Provide the number of lines of the records that include "JSON", with no other content.

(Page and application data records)
------------------------------------------------

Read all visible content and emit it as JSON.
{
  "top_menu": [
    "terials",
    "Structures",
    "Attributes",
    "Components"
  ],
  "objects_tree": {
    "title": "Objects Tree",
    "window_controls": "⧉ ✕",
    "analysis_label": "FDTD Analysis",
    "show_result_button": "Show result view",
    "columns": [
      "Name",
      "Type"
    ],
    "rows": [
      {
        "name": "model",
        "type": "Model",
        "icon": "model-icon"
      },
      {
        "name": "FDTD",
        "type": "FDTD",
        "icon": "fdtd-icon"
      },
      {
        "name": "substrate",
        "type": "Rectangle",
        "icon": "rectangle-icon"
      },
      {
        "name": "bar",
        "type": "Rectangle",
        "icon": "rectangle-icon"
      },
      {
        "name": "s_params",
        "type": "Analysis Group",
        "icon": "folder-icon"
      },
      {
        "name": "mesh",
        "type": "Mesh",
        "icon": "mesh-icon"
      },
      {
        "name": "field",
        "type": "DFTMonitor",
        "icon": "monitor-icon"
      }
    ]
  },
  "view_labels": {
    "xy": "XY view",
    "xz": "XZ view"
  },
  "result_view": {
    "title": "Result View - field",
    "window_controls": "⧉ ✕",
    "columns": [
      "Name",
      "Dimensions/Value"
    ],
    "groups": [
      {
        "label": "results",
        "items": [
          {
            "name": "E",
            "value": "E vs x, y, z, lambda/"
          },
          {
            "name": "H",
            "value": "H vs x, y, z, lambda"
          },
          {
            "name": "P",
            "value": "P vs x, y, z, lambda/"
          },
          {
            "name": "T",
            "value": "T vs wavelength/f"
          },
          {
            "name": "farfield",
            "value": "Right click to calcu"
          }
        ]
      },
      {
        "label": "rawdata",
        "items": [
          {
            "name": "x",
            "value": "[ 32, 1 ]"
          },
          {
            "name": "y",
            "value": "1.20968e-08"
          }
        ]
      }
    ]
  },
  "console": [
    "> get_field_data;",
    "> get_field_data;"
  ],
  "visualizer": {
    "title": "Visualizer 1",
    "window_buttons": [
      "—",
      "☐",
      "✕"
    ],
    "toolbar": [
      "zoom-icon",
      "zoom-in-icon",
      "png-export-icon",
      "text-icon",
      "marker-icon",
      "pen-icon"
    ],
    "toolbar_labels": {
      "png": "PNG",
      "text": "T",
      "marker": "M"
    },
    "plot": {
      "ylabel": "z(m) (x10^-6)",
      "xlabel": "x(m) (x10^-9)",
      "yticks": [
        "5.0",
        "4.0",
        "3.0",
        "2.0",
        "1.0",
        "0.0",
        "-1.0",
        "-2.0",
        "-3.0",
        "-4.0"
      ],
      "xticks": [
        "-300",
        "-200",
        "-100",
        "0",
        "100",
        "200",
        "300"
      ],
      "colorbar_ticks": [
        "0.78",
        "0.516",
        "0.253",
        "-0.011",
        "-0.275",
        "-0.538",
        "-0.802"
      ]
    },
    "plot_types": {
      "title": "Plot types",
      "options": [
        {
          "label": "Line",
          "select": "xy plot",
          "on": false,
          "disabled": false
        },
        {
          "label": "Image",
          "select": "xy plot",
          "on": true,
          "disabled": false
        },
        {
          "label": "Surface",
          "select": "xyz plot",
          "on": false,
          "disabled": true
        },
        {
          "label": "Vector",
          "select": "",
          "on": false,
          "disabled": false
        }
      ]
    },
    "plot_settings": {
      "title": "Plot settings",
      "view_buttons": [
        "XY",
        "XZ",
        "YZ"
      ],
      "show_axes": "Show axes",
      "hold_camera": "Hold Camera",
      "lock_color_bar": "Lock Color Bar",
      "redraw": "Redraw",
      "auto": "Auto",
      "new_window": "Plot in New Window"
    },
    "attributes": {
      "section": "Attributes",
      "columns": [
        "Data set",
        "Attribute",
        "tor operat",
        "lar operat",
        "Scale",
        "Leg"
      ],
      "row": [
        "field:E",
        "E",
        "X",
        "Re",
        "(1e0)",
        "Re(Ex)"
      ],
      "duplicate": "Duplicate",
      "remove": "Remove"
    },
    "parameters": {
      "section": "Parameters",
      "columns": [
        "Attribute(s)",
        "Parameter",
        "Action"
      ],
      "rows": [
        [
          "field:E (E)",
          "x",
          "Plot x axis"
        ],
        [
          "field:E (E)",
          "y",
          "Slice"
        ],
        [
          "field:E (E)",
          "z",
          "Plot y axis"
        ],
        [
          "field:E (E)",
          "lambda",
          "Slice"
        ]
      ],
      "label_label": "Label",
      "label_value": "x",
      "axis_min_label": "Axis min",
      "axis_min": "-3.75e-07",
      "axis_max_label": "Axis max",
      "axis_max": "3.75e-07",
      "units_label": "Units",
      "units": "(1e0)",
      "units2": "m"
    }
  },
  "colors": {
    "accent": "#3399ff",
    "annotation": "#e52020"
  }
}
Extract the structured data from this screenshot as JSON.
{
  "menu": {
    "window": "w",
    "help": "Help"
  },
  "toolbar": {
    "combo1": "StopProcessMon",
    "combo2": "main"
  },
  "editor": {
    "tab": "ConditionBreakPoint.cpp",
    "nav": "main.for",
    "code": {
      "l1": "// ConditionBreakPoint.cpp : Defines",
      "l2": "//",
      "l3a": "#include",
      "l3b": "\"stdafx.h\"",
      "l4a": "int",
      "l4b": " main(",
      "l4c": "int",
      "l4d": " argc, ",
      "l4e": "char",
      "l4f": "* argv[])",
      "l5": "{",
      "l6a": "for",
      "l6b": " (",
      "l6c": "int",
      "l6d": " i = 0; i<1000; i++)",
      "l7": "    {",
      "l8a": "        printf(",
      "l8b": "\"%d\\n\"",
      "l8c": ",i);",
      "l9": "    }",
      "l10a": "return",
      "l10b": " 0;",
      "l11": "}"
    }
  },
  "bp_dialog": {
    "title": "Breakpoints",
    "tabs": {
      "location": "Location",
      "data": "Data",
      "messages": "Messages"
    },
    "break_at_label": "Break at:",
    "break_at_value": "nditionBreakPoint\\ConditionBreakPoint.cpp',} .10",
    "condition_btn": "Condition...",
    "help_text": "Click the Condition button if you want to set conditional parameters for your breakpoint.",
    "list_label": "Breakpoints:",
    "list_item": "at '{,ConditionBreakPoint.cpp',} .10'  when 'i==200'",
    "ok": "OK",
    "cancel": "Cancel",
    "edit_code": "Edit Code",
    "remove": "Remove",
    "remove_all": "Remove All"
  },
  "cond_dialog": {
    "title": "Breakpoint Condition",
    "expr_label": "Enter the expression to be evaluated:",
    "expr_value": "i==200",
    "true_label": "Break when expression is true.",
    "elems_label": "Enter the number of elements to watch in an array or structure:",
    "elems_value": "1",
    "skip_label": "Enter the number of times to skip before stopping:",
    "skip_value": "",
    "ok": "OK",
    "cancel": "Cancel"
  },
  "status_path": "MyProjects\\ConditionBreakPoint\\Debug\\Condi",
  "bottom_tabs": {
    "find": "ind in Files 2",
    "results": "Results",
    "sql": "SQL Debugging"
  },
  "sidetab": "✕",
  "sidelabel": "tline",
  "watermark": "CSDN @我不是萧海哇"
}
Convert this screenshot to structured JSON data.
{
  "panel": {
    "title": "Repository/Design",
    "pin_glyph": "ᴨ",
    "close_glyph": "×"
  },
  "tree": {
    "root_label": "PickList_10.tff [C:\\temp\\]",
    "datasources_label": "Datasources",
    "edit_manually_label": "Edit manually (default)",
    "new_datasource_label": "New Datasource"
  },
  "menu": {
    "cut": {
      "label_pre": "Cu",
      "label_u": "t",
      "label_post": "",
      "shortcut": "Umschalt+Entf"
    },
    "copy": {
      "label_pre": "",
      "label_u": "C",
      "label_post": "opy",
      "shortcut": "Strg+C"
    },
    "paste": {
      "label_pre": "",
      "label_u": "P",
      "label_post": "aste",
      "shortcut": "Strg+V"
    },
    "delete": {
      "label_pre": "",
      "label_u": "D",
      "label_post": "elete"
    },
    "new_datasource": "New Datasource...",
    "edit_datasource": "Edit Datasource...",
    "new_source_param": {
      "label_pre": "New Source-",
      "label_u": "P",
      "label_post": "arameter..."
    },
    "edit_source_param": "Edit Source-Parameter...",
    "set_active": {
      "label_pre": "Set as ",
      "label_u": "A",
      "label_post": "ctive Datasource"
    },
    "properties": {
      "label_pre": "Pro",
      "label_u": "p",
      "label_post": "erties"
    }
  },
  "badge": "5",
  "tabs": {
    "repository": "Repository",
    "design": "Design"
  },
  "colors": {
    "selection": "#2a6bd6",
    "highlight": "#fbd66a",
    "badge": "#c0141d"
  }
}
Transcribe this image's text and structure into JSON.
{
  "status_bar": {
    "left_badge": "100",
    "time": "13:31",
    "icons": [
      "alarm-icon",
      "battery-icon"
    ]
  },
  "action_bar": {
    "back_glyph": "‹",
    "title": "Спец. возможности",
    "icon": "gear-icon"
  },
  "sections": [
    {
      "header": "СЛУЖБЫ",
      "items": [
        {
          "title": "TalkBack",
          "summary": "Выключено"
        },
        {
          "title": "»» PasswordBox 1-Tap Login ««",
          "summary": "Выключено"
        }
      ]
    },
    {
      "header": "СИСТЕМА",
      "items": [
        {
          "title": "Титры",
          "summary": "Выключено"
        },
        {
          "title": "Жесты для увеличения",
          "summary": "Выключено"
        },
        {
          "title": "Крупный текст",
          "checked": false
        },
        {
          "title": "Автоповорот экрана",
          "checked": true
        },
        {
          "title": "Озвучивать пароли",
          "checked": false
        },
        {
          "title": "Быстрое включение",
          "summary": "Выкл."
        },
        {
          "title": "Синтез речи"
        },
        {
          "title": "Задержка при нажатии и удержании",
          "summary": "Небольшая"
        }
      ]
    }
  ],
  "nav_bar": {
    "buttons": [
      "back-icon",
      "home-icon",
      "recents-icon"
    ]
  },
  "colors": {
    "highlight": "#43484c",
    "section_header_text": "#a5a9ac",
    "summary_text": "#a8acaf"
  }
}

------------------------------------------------

RESPONSE TO THIS TASK - 4